“Do you need me to show you how it works?” The man, clearly still trying to recapture the moment, shakes his head and snaps several lightning fast photos by tapping his thumb on the screen. He hands the phone back, still not saying a word, and begins to return his eyes to the stage when another bright rectangle is thrust into his hand. He was now the guy who would take photos for strangers, and the look on his face said he was going to need another beer.

Bringing his band back, Jenckes continued delivering quality cuts of contemporary country. Much like the evening’s headliners, Jenckes has made a career out of writing songs for other people as well, and he performed a couple of his biggest “hits” in between the tracks he’s kept for himself. In a world where Chris Stapleton went from unknown songwriter to headline sold-out arenas it’s not a stretch to think Austin Jenckes might one day do the same, and his set this evening more than proved his ability to command a stage.

Thirty full minutes passed during the final changeover. In that time, the production crew wheeled away Austin Jenckes gear and revealed a stage complete with two risers that were separated but a double-wide staircase. Atop the stage-left riser was the drum kit whose bass was adorned with a caricature of the Cadillac Three as skeletons. The stage-right riser had amplifiers, as did the portion of the upper level that connected the left to the right. This was going to be a loud show.

When the lights finally dropped a voice boomed through the sound system, announcing “The Cadillac Three from Nashville, Tennessee”. The band walked on stage with their arms raised in the air as if to say they were just as stoked to see the audience as the audience was to see them. They took their positions and with next to no additional fanfare began performing their bouncy hit song “Cadillacin’” off the 2017 album Legacy. The crowd knew every word, and they sang along as loud as they could.

Two rollicking cuts passed before the band addressed the crowd, who by this time we’re in a frenzy themselves. “Welcome to the ‘Long Hair, Don’t Care’ night one!” The crowd responded with glee. “We feel like partying tonight, do you?”

They already knew the answer.

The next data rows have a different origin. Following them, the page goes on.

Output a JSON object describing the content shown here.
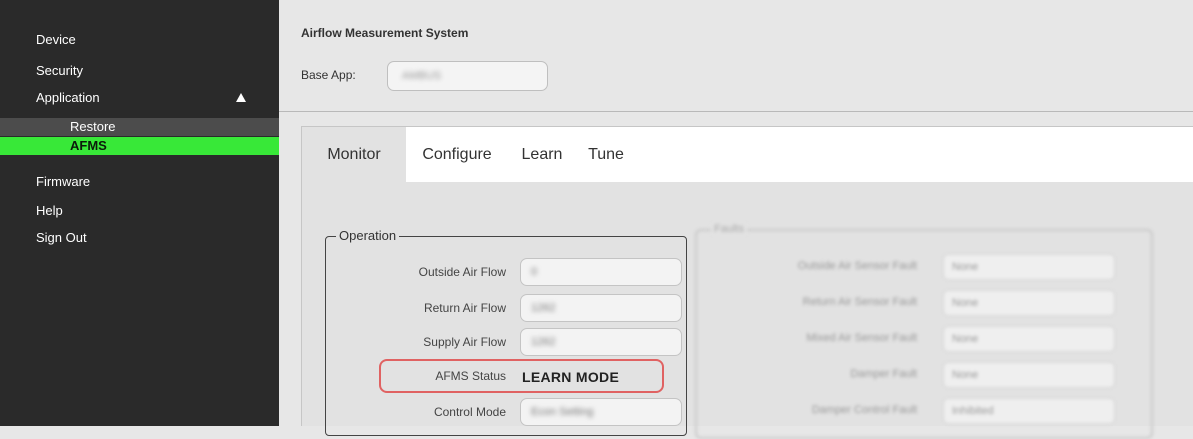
{
  "sidebar": {
    "items": [
      {
        "label": "Device"
      },
      {
        "label": "Security"
      },
      {
        "label": "Application"
      },
      {
        "label": "Restore"
      },
      {
        "label": "AFMS"
      },
      {
        "label": "Firmware"
      },
      {
        "label": "Help"
      },
      {
        "label": "Sign Out"
      }
    ],
    "expanded_icon": "caret-up-icon",
    "active_color": "#38e838"
  },
  "main": {
    "title": "Airflow Measurement System",
    "base_app_label": "Base App:",
    "base_app_value": "AMBUS",
    "tabs": [
      {
        "label": "Monitor",
        "active": true
      },
      {
        "label": "Configure"
      },
      {
        "label": "Learn"
      },
      {
        "label": "Tune"
      }
    ],
    "operation": {
      "legend": "Operation",
      "rows": [
        {
          "label": "Outside Air Flow",
          "value": "0"
        },
        {
          "label": "Return Air Flow",
          "value": "1262"
        },
        {
          "label": "Supply Air Flow",
          "value": "1262"
        },
        {
          "label": "AFMS Status",
          "value": "LEARN MODE"
        },
        {
          "label": "Control Mode",
          "value": "Econ Setting"
        }
      ],
      "highlight_color": "#e06262"
    },
    "faults": {
      "legend": "Faults",
      "rows": [
        {
          "label": "Outside Air Sensor Fault",
          "value": "None"
        },
        {
          "label": "Return Air Sensor Fault",
          "value": "None"
        },
        {
          "label": "Mixed Air Sensor Fault",
          "value": "None"
        },
        {
          "label": "Damper Fault",
          "value": "None"
        },
        {
          "label": "Damper Control Fault",
          "value": "Inhibited"
        }
      ]
    }
  }
}
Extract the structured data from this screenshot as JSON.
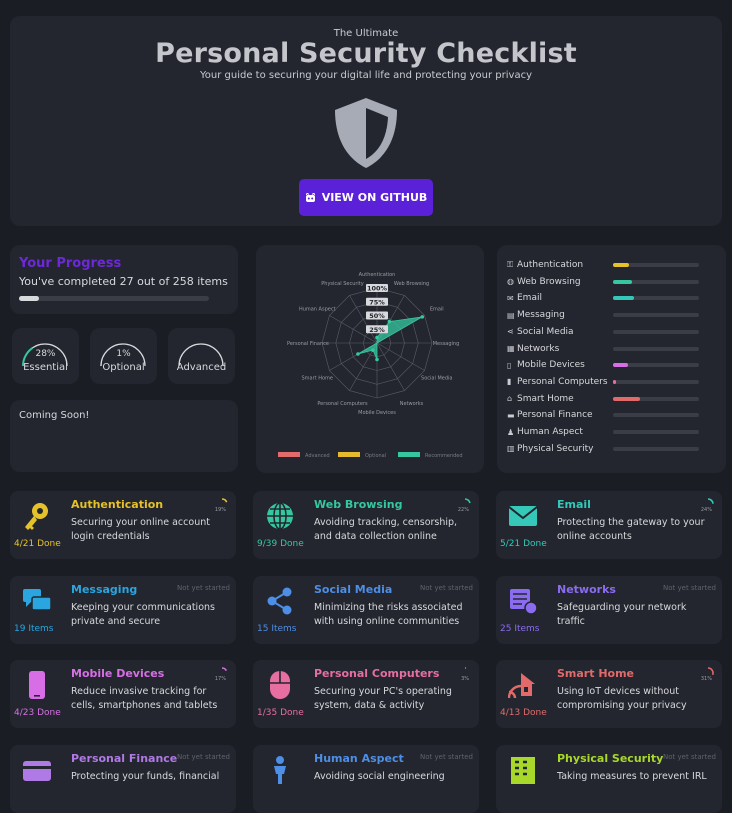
{
  "hero": {
    "pre": "The Ultimate",
    "title": "Personal Security Checklist",
    "subtitle": "Your guide to securing your digital life and protecting your privacy",
    "button_label": "VIEW ON GITHUB"
  },
  "progress": {
    "title": "Your Progress",
    "text": "You've completed 27 out of 258 items",
    "percent": 10.5
  },
  "gauges": [
    {
      "pct": "28%",
      "label": "Essential",
      "value": 28,
      "color": "#35c8a0"
    },
    {
      "pct": "1%",
      "label": "Optional",
      "value": 1,
      "color": "#e5b830"
    },
    {
      "pct": "",
      "label": "Advanced",
      "value": 0,
      "color": "#e36a6a"
    }
  ],
  "coming_soon": "Coming Soon!",
  "radar": {
    "labels": [
      "Authentication",
      "Web Browsing",
      "Email",
      "Messaging",
      "Social Media",
      "Networks",
      "Mobile Devices",
      "Personal Computers",
      "Smart Home",
      "Personal Finance",
      "Human Aspect",
      "Physical Security"
    ],
    "ticks": [
      "100%",
      "75%",
      "50%",
      "25%"
    ],
    "recommended": [
      0.1,
      0.45,
      0.95,
      0.0,
      0.0,
      0.0,
      0.3,
      0.15,
      0.4,
      0.0,
      0.0,
      0.0
    ],
    "legend": [
      "Advanced",
      "Optional",
      "Recommended"
    ],
    "legend_colors": [
      "#e36a6a",
      "#e5b830",
      "#35c8a0"
    ]
  },
  "categories": [
    {
      "icon": "key-icon",
      "glyph": "⚿",
      "name": "Authentication",
      "pct": 19,
      "color": "#e5c22a"
    },
    {
      "icon": "globe-icon",
      "glyph": "◍",
      "name": "Web Browsing",
      "pct": 22,
      "color": "#35c8a0"
    },
    {
      "icon": "mail-icon",
      "glyph": "✉",
      "name": "Email",
      "pct": 24,
      "color": "#35c8b9"
    },
    {
      "icon": "chat-icon",
      "glyph": "▤",
      "name": "Messaging",
      "pct": 0,
      "color": "#2aa5e0"
    },
    {
      "icon": "share-icon",
      "glyph": "⋖",
      "name": "Social Media",
      "pct": 0,
      "color": "#4d8ee6"
    },
    {
      "icon": "network-icon",
      "glyph": "▦",
      "name": "Networks",
      "pct": 0,
      "color": "#8b6cf0"
    },
    {
      "icon": "phone-icon",
      "glyph": "▯",
      "name": "Mobile Devices",
      "pct": 17,
      "color": "#d86ee6"
    },
    {
      "icon": "mouse-icon",
      "glyph": "▮",
      "name": "Personal Computers",
      "pct": 3,
      "color": "#e66ea0"
    },
    {
      "icon": "home-icon",
      "glyph": "⌂",
      "name": "Smart Home",
      "pct": 31,
      "color": "#e36a6a"
    },
    {
      "icon": "card-icon",
      "glyph": "▬",
      "name": "Personal Finance",
      "pct": 0,
      "color": "#b07ae6"
    },
    {
      "icon": "person-icon",
      "glyph": "♟",
      "name": "Human Aspect",
      "pct": 0,
      "color": "#4d8ee6"
    },
    {
      "icon": "building-icon",
      "glyph": "▥",
      "name": "Physical Security",
      "pct": 0,
      "color": "#a8d82a"
    }
  ],
  "cards": [
    {
      "title": "Authentication",
      "desc": "Securing your online account login credentials",
      "done": "4/21 Done",
      "pct": "19%",
      "pctv": 19,
      "color": "#e5c22a",
      "icon": "key-icon"
    },
    {
      "title": "Web Browsing",
      "desc": "Avoiding tracking, censorship, and data collection online",
      "done": "9/39 Done",
      "pct": "22%",
      "pctv": 22,
      "color": "#35c8a0",
      "icon": "globe-icon"
    },
    {
      "title": "Email",
      "desc": "Protecting the gateway to your online accounts",
      "done": "5/21 Done",
      "pct": "24%",
      "pctv": 24,
      "color": "#35c8b9",
      "icon": "mail-icon"
    },
    {
      "title": "Messaging",
      "desc": "Keeping your communications private and secure",
      "done": "19 Items",
      "status": "Not yet started",
      "color": "#2aa5e0",
      "icon": "chat-icon"
    },
    {
      "title": "Social Media",
      "desc": "Minimizing the risks associated with using online communities",
      "done": "15 Items",
      "status": "Not yet started",
      "color": "#4d8ee6",
      "icon": "share-icon"
    },
    {
      "title": "Networks",
      "desc": "Safeguarding your network traffic",
      "done": "25 Items",
      "status": "Not yet started",
      "color": "#8b6cf0",
      "icon": "network-icon"
    },
    {
      "title": "Mobile Devices",
      "desc": "Reduce invasive tracking for cells, smartphones and tablets",
      "done": "4/23 Done",
      "pct": "17%",
      "pctv": 17,
      "color": "#d86ee6",
      "icon": "phone-icon"
    },
    {
      "title": "Personal Computers",
      "desc": "Securing your PC's operating system, data & activity",
      "done": "1/35 Done",
      "pct": "3%",
      "pctv": 3,
      "color": "#e66ea0",
      "icon": "mouse-icon"
    },
    {
      "title": "Smart Home",
      "desc": "Using IoT devices without compromising your privacy",
      "done": "4/13 Done",
      "pct": "31%",
      "pctv": 31,
      "color": "#e36a6a",
      "icon": "home-icon"
    },
    {
      "title": "Personal Finance",
      "desc": "Protecting your funds, financial",
      "done": "",
      "status": "Not yet started",
      "color": "#b07ae6",
      "icon": "card-icon"
    },
    {
      "title": "Human Aspect",
      "desc": "Avoiding social engineering",
      "done": "",
      "status": "Not yet started",
      "color": "#4d8ee6",
      "icon": "person-icon"
    },
    {
      "title": "Physical Security",
      "desc": "Taking measures to prevent IRL",
      "done": "",
      "status": "Not yet started",
      "color": "#a8d82a",
      "icon": "building-icon"
    }
  ]
}
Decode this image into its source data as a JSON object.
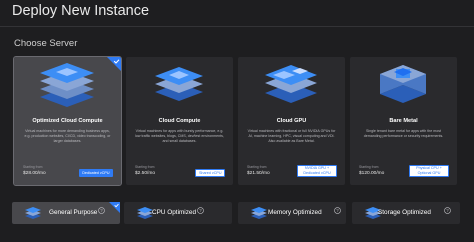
{
  "header": {
    "title": "Deploy New Instance"
  },
  "section": {
    "title": "Choose Server"
  },
  "server_types": [
    {
      "name": "Optimized Cloud Compute",
      "description": "Virtual machines for more demanding business apps, e.g. production websites, CI/CD, video transcoding, or larger databases.",
      "price_label": "Starting from",
      "price": "$28.00/mo",
      "badge": "Dedicated vCPU",
      "selected": true
    },
    {
      "name": "Cloud Compute",
      "description": "Virtual machines for apps with bursty performance, e.g. low traffic websites, blogs, CMS, dev/test environments, and small databases.",
      "price_label": "Starting from",
      "price": "$2.50/mo",
      "badge": "Shared vCPU",
      "selected": false
    },
    {
      "name": "Cloud GPU",
      "description": "Virtual machines with fractional or full NVIDIA GPUs for AI, machine learning, HPC, visual computing and VDI. Also available as Bare Metal.",
      "price_label": "Starting from",
      "price": "$21.50/mo",
      "badge": "NVIDIA GPU + Dedicated vCPU",
      "selected": false
    },
    {
      "name": "Bare Metal",
      "description": "Single tenant bare metal for apps with the most demanding performance or security requirements.",
      "price_label": "Starting from",
      "price": "$120.00/mo",
      "badge": "Physical CPU + Optional GPU",
      "selected": false
    }
  ],
  "optimization_tabs": [
    {
      "label": "General Purpose",
      "icon": "layers-icon",
      "selected": true
    },
    {
      "label": "CPU Optimized",
      "icon": "layers-icon",
      "selected": false
    },
    {
      "label": "Memory Optimized",
      "icon": "layers-icon",
      "selected": false
    },
    {
      "label": "Storage Optimized",
      "icon": "layers-icon",
      "selected": false
    }
  ],
  "colors": {
    "background": "#1e1e20",
    "card": "#2a2a2d",
    "card_selected": "#48484c",
    "accent": "#2f7bf5",
    "icon_blue": "#3d8ef5"
  }
}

The beauty of The Cadillac Three lies in their simplicity. Positioned in a triangle formation with long hair resting unkept well below their shoulders after being tucked into their hats, the members – Jaren Johnston, Kelby Ray, and Neil Mason – convey a distinct “good time” vibe that cannot be denied. Their musical heroes are the country and rock greats that fill your father’s (or, for the post-2000s reader, your grandparents) record collection, and as such, every song in their arsenal is a stand-alone radio single with at least some small amount of potential for crossover success. Their stage presence backs this up, with their clever use of risers giving the appearance of a stadium ready band regardless of actual crowd size. In short, they know how to back up that good time aesthetic every inch of them either knowingly or unknowingly conveys, and they’re more than happy to do so at a moment’s notice.

As the evening carried on, The Cadillac Three ripped through the most notable tracks of their three studio albums. Songs like “Long Hair Don’t Care,” “American Slang,” and “The South” had the crowd singing so loud the band had to turn up their amps to match the excitement in the room, while lesser known cuts were received with attentive ears. There were many empty beer cans filling the trash and sitting on long-abandoned tables in the back, but regardless of their stupor the crowd still showed a great deal of respect for the men on stage. They wanted not just to have a good time, but to experience the very specific type of good time only The Cadillac Three could provide. The band, just happy to be wanted anywhere, gave them everything they demanded and then some.

When the house lights finally rose and the crowd began to disperse the topic of conversation quickly returned to the work day ahead. “It’s already after 10,” one woman said to her husband as she put on her coat. “Yea,” he replied after chugging the last of his Bud Light and tossing the empty can on the floor, “but it was worth it.”

Paradise Outlaw:

Austin Jenckes:

The Cadillac Three: